Independent Peer Review of the TCEQ's Revisions to Guidelines to Develop Effects Screening Levels, Reference Values, and Unit Risk Factors
What: Peer Review of Revisions to Guidelines to Develop Effects Screening Levels, Reference Values, and Unit Risk Factors (RG-442) by the Texas Commission on Environmental Quality
Where: This review will be conducted as a letter review only.
When: Final Report Available
Public Comments: Public comments will be accepted via email and will be included as an appendix to the final peer review report. All submitted comments must have your name, organization, mailing address, and email address. All comments should be submitted as a Word file and can be directly emailed to Ms. Alison Willis at email@example.com. Comments are due by July 15, 2011.
In 2006, The Toxicology Division (TD) of the Chief Engineer’s Office released a technical guide (RG-442) used by the Texas Commission on Environmental Quality (TCEQ) to develop Effects Screening Levels (ESLs), inhalation Reference Values (ReVs), and inhalation Unit Risk Factors (URFs). Although this document was primarily written as guidance for the TCEQ staff, it also documented the processes used to develop ESLs, ReVs, and URFs for any interested person with training in inhalation toxicology and risk assessment. ESLs are chemical-specific air concentrations set to protect human health and welfare. Short-term ESLs are based on data concerning acute health effects, the potential for odors to be a nuisance, and effects on vegetation, while long-term ESLs are based on data concerning chronic health and vegetation effects. Welfare-based ESLs (odor and vegetation) are set based on effect threshold concentrations. Health-based ESLs, however, are calculated from ReV and URF toxicity factors. ReVs and URFs are based on the most sensitive adverse health effect relevant to humans. Derivation of a ReV or URF begins with a toxicity assessment involving hazard identification and dose-response assessment based on the chemical’s mode of action. The resulting ReVs and URFs are then used to calculate ESLs that correspond to no significant risk levels.

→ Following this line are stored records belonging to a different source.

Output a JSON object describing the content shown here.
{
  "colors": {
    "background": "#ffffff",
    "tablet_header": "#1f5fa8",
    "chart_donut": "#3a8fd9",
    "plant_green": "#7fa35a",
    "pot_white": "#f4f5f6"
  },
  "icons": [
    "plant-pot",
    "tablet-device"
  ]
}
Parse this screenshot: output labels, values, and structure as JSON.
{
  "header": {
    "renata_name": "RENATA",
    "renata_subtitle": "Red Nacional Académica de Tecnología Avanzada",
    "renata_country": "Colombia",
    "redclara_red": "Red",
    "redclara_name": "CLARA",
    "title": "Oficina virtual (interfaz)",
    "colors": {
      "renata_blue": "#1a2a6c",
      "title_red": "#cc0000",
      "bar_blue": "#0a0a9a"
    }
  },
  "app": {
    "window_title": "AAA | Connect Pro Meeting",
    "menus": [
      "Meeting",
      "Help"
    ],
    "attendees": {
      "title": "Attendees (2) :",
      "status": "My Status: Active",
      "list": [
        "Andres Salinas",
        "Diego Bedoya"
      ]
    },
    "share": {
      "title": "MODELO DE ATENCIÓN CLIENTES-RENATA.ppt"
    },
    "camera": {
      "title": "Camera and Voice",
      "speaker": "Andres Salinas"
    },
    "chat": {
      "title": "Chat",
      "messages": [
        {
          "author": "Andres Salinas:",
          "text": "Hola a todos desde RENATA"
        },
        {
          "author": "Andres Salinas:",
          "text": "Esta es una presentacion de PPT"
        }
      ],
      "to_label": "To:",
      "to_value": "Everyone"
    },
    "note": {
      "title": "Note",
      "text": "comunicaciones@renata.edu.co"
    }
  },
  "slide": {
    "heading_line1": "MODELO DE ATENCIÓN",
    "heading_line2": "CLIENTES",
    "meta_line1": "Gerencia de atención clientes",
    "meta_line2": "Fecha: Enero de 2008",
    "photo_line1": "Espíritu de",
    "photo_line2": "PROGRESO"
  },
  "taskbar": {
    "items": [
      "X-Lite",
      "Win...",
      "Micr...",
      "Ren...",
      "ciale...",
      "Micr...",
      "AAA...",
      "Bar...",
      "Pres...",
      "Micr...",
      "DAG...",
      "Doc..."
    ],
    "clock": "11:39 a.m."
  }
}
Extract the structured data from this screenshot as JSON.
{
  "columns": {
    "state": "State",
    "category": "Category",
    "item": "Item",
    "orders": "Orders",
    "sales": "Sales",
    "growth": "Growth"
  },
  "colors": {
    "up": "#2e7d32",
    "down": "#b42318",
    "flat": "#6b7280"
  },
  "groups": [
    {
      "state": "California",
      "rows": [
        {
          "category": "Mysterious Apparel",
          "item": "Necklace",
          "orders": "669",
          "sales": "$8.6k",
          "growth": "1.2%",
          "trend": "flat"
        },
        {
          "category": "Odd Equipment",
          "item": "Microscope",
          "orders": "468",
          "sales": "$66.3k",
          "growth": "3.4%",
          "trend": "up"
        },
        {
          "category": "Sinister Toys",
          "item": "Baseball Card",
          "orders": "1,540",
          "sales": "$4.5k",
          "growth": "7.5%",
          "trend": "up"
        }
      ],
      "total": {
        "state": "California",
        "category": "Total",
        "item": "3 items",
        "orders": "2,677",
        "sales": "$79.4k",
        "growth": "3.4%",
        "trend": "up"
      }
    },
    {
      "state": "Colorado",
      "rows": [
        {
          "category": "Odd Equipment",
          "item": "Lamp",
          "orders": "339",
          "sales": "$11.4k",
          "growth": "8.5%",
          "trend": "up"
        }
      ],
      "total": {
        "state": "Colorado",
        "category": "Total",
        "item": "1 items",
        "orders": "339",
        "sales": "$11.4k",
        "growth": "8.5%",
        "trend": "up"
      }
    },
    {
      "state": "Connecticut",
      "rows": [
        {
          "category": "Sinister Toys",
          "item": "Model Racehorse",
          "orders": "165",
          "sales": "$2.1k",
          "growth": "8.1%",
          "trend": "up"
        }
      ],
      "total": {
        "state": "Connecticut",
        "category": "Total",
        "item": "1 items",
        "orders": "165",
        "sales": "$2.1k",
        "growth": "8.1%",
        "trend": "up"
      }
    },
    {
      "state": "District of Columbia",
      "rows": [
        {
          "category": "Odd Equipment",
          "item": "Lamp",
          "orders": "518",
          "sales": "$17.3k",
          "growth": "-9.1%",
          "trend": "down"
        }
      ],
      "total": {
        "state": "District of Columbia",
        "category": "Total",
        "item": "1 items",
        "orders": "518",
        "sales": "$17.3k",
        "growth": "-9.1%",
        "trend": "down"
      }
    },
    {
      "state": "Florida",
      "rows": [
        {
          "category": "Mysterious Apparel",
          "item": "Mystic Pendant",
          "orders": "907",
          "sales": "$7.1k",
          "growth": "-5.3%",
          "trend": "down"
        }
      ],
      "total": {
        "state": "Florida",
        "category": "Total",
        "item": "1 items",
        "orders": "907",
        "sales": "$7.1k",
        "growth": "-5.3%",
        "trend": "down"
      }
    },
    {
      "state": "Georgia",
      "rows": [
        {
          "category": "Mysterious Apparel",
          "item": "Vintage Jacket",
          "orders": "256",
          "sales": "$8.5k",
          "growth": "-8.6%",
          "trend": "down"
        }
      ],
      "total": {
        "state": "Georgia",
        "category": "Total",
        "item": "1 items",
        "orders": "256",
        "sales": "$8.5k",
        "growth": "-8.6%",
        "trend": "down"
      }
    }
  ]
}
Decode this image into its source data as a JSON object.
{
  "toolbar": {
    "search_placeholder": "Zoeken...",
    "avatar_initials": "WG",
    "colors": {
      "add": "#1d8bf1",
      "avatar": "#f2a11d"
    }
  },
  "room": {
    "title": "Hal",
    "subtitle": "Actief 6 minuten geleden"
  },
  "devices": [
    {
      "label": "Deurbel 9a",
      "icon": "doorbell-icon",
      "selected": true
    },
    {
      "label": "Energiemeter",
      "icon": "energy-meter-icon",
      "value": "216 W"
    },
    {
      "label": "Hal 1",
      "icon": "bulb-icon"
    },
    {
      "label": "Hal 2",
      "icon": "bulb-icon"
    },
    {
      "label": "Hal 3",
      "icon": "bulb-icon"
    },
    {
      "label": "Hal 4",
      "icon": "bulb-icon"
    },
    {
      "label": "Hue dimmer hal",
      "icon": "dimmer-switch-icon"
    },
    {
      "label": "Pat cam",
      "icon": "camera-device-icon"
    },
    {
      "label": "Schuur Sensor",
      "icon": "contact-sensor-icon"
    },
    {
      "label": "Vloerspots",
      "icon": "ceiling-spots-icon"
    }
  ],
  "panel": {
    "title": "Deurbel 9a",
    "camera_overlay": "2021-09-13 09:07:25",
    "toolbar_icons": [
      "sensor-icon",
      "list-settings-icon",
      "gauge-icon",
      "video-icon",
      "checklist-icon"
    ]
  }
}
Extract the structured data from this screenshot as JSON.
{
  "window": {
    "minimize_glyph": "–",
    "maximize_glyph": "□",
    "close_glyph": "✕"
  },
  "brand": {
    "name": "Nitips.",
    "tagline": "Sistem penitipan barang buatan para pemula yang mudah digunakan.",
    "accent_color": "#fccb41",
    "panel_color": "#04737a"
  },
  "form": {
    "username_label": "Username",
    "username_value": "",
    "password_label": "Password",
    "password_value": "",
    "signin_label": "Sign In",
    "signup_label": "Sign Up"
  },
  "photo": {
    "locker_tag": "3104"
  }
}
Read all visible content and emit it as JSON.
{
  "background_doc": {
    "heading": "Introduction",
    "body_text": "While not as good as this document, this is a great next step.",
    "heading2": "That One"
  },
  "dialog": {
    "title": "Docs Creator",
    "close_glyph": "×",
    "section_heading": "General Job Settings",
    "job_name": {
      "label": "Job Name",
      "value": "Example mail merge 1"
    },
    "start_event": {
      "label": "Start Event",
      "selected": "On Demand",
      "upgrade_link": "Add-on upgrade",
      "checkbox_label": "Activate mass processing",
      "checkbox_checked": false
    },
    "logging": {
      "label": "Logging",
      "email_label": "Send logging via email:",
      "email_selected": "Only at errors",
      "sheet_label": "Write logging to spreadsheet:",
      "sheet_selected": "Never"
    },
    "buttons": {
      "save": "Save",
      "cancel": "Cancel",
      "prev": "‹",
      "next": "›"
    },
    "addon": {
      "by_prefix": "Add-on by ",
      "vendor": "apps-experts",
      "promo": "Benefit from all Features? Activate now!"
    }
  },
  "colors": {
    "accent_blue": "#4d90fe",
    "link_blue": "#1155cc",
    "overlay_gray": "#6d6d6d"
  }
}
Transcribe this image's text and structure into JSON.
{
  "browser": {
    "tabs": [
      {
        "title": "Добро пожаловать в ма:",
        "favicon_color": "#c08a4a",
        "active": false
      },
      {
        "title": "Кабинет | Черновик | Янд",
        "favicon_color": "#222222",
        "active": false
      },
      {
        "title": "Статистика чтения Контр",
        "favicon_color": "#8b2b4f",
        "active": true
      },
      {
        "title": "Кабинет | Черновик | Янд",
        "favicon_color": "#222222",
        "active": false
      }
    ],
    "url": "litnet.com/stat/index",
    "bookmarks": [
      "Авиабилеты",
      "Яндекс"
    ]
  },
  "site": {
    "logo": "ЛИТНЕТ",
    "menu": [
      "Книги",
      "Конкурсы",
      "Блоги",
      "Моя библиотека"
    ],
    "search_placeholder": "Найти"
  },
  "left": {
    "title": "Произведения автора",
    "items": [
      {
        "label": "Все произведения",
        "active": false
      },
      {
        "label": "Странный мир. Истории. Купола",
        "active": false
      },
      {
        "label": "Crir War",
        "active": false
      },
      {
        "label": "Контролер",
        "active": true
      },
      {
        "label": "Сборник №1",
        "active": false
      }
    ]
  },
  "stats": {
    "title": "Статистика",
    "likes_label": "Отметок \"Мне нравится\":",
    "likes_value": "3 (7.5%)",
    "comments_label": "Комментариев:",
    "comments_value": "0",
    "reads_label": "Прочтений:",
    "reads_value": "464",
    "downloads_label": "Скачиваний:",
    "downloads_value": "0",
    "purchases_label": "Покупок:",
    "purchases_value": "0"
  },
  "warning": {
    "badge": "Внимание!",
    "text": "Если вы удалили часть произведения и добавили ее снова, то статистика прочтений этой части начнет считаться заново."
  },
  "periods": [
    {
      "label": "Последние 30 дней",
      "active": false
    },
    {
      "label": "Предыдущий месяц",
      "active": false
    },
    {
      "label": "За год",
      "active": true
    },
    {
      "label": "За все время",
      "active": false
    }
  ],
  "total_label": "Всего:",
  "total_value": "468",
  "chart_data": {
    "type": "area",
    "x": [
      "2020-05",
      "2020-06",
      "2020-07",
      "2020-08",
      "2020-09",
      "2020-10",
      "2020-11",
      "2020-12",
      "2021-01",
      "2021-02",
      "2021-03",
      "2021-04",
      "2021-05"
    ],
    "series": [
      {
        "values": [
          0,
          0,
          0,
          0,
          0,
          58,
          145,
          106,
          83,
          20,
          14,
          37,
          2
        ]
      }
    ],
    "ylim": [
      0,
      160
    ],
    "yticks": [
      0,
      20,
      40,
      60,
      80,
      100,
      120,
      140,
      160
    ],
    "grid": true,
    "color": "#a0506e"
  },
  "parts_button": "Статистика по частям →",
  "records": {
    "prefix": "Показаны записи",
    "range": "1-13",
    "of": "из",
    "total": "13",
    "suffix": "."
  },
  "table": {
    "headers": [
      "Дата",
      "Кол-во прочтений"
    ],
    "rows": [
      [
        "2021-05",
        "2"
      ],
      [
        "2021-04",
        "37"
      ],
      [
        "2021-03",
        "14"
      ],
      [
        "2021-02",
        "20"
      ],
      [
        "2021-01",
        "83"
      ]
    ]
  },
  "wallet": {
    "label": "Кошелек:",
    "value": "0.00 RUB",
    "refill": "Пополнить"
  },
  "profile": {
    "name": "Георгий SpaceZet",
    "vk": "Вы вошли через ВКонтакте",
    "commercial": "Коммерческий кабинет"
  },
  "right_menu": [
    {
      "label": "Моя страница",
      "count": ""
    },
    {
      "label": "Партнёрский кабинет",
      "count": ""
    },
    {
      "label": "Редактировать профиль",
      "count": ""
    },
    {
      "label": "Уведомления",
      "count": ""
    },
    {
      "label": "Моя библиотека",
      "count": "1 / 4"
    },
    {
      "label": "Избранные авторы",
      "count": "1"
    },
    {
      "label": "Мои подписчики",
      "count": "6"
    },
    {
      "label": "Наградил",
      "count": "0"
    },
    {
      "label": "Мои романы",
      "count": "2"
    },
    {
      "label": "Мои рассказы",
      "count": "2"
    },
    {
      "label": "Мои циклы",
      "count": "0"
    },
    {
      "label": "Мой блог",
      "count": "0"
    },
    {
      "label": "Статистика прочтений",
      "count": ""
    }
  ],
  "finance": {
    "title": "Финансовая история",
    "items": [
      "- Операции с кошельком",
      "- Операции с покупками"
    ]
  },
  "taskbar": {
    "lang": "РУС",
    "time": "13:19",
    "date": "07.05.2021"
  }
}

The Texas Clean Air Act (Chapter 382 of the Texas Health and Safety Code (THSC)) specifically mandates the TCEQ to conduct air permit reviews of all new and modified facilities to ensure that the operation of a proposed facility will not cause or contribute to a condition of air pollution. Because of the comprehensiveness of the language in the THSC, the methods were developed so that ESLs could be derived for as many air contaminants as possible, even for chemicals with limited toxicity data.
Since 2006, new scientific developments in toxicology and risk assessment have resulted in changes to some risk assessment approaches. As a result, the TD has prepared new guidelines that will be entitled “Revisions to Guidelines to Develop Effects Screening Levels, Reference Values, and Unit Risk Factors.” The revised guidelines will contain significant revisions since 2006 including changes to the procedures for developing odor –based ESLs, consideration of the differences between children and adults when assessing risk, identification of health-based effect levels, development of 24-hour acute reference values, guidance on how to determine if an effect is adverse, hazard identification and dose-response modeling of epidemiology studies, and development of oral reference dose (RfD) and oral cancer slope factor (SFo) values. Because of the sweeping changes made to the guidelines, TCEQ has engaged TERA to conduct a letter peer review of the revised guidelines.
▪ Guidelines to Develop Inhalation and Oral Cancer and Non-Cancer Toxicity Factors
▪ Charge to Reviewers
▪ Reviewer Bios
For more information, contact Joan Strawson at Strawson@tera.org or 910.528.9768